During my vacation in India in 2009 and 2010, I rented a minivan and personally visited sixteen hundred homes in three different villages and distributed in each house a packet containing three books and a Malayalam New Testament. Approximately sixty percent of these homes were Hindu families. About 13,000 New Testaments were distributed in other places by team members within the last eighteen months. I had to take Calcium and Glucosamine Chondroitin pills for several weeks upon my return to America in order to alleviate my knee- and- joints wearout caused by climbing steps to hundreds of houses.
During my student life at Arkansas State University, I knew a little bit of what it feels like when someone is hungry in the night, which I never had learnt at my home in India. I also had a taste of what it means to be poor. Such difficult experiences helped me to have a softer heart toward the poor and the hungry, which instilled in me a desire to do charity work on a regular basis. Every month, when I get my monthly salary cheque, I remember the poor and the needy and do what I could for them with my limited capacities.
I am not boasting.
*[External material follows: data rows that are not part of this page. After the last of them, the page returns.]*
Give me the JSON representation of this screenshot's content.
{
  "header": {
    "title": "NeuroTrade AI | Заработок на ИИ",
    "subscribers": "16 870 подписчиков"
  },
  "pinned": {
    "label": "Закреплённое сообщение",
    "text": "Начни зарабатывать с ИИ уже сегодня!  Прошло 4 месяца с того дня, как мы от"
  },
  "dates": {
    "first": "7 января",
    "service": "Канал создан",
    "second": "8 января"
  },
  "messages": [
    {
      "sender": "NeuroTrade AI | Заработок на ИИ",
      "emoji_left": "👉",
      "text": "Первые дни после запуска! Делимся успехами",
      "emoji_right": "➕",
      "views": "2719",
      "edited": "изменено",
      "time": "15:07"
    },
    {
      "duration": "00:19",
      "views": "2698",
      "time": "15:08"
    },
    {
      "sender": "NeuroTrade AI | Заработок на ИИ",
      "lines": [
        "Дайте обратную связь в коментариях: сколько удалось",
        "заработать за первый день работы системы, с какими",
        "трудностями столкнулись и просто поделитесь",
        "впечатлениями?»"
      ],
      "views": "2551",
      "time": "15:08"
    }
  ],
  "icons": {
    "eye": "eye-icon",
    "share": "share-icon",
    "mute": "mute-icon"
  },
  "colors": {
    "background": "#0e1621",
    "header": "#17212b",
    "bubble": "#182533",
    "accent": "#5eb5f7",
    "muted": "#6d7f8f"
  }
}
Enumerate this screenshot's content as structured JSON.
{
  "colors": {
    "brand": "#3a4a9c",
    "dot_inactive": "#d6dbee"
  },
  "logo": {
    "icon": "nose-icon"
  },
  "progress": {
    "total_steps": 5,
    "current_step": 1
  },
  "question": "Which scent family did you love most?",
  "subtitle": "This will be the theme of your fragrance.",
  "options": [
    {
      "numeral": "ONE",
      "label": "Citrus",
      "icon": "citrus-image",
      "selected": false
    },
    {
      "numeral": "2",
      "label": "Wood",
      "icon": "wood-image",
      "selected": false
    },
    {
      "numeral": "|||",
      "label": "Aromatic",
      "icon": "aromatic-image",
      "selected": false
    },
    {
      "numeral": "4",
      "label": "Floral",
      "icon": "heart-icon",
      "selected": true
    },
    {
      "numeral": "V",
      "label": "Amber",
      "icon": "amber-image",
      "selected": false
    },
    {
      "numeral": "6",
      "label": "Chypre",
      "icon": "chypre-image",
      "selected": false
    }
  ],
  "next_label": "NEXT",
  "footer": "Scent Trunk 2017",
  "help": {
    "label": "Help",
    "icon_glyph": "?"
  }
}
I am humbly sharing this testimony to glorify God, as well as to inspire the readers to be active in the service of the Kingdom of God by winning the lost and helping the needy [ 21 April 2011].